Data =>
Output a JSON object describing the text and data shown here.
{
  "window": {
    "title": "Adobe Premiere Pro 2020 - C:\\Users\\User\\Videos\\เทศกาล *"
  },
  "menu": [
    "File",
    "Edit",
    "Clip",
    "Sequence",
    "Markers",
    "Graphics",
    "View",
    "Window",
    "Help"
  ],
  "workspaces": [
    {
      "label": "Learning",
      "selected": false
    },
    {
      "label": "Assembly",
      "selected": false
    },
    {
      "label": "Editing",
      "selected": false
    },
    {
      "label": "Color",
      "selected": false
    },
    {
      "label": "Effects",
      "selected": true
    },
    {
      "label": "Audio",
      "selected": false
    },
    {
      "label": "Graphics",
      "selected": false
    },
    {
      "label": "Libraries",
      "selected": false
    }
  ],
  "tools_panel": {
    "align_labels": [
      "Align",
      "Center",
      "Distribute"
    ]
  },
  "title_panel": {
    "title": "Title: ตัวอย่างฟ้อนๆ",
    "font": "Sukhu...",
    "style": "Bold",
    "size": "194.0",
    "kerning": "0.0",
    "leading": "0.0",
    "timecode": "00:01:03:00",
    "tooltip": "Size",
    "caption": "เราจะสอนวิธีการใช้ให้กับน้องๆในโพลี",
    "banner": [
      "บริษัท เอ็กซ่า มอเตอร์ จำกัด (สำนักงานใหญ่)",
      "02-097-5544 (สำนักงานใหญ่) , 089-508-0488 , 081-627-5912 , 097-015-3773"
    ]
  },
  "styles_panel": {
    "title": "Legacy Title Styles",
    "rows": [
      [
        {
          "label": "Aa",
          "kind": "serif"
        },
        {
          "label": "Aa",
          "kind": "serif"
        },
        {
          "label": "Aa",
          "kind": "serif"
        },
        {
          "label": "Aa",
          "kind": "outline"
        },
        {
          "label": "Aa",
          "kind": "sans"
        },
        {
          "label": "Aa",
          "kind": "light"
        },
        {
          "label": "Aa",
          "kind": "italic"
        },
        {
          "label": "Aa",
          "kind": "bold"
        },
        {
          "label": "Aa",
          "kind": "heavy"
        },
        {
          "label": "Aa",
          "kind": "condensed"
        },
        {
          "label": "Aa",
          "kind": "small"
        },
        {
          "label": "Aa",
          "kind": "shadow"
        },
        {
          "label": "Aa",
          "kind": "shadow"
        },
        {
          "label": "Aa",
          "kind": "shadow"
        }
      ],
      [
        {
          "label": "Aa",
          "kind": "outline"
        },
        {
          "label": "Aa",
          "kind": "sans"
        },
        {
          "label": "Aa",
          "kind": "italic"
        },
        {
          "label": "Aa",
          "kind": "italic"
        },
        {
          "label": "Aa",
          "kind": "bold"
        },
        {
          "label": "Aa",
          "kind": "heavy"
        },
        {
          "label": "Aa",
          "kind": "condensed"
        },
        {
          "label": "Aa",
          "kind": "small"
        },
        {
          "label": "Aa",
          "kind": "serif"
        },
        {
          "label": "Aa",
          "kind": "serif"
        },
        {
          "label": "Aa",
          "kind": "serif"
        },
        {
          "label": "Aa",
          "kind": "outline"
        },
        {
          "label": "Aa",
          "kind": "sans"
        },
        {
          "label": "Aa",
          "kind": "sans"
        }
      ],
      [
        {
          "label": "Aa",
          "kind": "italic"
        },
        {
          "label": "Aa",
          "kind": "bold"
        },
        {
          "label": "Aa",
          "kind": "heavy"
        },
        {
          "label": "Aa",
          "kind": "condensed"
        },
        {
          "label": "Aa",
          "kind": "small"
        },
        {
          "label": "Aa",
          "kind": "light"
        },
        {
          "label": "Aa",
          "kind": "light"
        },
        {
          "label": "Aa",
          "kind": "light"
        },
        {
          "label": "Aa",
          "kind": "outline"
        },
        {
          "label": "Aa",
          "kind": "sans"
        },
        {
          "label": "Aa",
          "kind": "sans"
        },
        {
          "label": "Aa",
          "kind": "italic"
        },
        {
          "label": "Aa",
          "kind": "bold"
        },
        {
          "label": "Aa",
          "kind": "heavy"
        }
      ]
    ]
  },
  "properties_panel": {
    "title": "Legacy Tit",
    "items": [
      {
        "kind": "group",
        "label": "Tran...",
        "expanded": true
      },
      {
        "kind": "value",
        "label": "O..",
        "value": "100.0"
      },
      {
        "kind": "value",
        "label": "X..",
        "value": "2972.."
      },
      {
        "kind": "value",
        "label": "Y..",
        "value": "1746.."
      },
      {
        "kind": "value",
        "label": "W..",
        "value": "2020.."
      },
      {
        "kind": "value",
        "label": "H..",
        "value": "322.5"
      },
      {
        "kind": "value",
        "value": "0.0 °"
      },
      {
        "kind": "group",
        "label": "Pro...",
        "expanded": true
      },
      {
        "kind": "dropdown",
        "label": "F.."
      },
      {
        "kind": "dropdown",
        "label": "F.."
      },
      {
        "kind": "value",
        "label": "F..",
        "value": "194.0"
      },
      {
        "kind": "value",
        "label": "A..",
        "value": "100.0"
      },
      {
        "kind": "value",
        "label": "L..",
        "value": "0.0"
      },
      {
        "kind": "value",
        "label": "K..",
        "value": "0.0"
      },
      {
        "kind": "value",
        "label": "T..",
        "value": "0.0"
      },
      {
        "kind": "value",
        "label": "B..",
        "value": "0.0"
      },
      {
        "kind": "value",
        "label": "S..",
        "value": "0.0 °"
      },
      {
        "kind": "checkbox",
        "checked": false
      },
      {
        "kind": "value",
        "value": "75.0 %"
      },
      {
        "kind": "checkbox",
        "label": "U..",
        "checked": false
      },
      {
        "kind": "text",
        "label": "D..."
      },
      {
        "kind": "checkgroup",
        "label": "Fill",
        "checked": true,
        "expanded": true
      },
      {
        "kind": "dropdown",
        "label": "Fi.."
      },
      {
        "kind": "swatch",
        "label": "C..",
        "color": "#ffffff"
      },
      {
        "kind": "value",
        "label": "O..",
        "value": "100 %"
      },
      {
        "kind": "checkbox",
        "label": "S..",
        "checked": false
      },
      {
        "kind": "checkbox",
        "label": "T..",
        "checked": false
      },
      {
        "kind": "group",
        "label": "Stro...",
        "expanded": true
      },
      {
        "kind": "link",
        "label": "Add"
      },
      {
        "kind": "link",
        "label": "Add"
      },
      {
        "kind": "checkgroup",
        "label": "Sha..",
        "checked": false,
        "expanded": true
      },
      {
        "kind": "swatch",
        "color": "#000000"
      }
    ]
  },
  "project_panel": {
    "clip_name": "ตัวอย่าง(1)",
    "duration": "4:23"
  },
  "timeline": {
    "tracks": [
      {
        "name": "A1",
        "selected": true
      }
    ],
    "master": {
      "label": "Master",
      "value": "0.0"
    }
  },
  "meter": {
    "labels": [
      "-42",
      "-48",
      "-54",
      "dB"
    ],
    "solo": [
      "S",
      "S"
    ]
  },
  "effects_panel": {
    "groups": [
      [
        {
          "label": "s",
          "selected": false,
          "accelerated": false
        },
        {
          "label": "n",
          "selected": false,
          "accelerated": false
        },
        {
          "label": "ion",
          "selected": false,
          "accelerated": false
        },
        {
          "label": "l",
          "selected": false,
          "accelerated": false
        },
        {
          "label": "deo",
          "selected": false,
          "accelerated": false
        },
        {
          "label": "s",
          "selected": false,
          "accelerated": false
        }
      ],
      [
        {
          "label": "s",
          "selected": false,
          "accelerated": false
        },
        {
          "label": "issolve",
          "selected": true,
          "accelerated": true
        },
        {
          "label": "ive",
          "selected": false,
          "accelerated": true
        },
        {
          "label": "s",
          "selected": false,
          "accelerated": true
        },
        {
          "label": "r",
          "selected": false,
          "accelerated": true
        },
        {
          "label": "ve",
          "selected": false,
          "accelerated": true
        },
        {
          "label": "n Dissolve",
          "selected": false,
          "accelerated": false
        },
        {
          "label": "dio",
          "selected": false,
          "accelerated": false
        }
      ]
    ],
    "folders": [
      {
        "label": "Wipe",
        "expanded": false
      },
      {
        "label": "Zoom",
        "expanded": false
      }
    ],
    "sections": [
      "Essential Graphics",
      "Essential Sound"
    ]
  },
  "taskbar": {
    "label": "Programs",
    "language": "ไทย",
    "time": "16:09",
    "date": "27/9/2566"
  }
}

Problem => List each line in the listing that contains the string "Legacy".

Response =>
    "title": "Legacy Title Styles",
    "title": "Legacy Tit",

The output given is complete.